The box I made the past few days is one of my versions of these designs. I had a photo of one from Paul’s site and switched things around here and there to come up with a “new” design.
The variations depend on the scale of the board I have, and what I plan to improvise in the middle – the old ones always had locks there, and a big part of the upper middle of the design got covered. On my first take above I hadn’t yet removed the lock plate on the old box, so didn’t know what design was under there.
Here’s a later version I did of that first box. I have no idea when this was – photo stamp says 2008. Pine lid this time, that means the museum was selling it – I kept the oak lids for use in the recreated period houses.

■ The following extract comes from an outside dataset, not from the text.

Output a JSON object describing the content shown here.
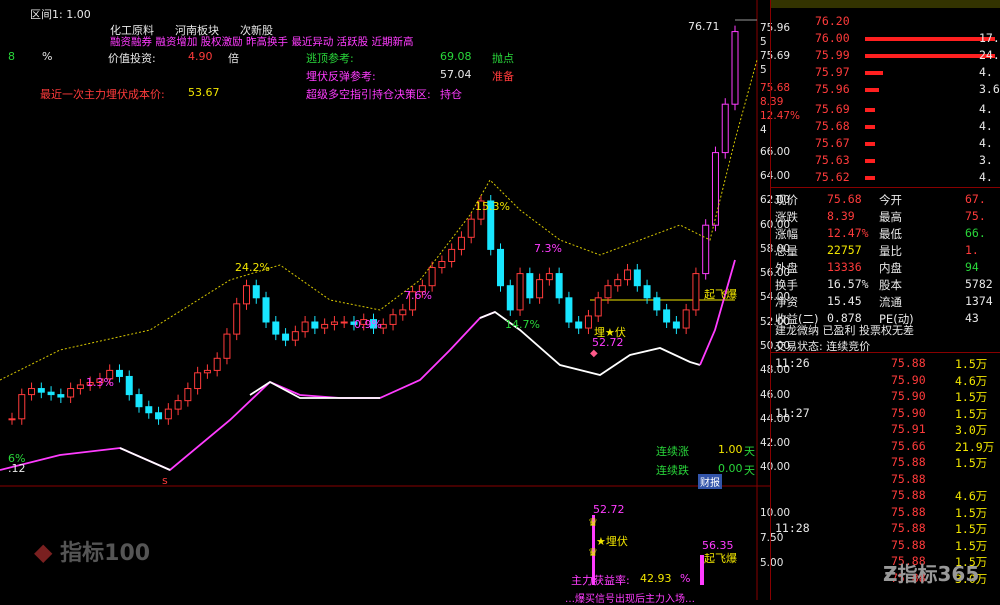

This one was earlier this year. I’ve carved it a few times since Paul first posted his photo of the original.
When Pret & I built the shop, we scabbed framing in to mount the windows. I didn’t want to look at that framing all the time, so I dug out a box of carved samples and nailed them up all over the shop. From time to time, I paint them – mostly to use up extra paint I’ve mixed. Here’s some box fronts mounted now vertically.
This box is from 2013 back when I was still at the museum. Might be the last one I made there. It was for an EAIA raffle, I think. Or auction.
It’s funny, I never drew any carving designs when I was learning them. I always worked from photos (still do mostly). But several years ago I started drawing them. These pages show a couple of these designs; the top one done as a 1/2 box front full-scale and the full box front half-scale. If that makes sense…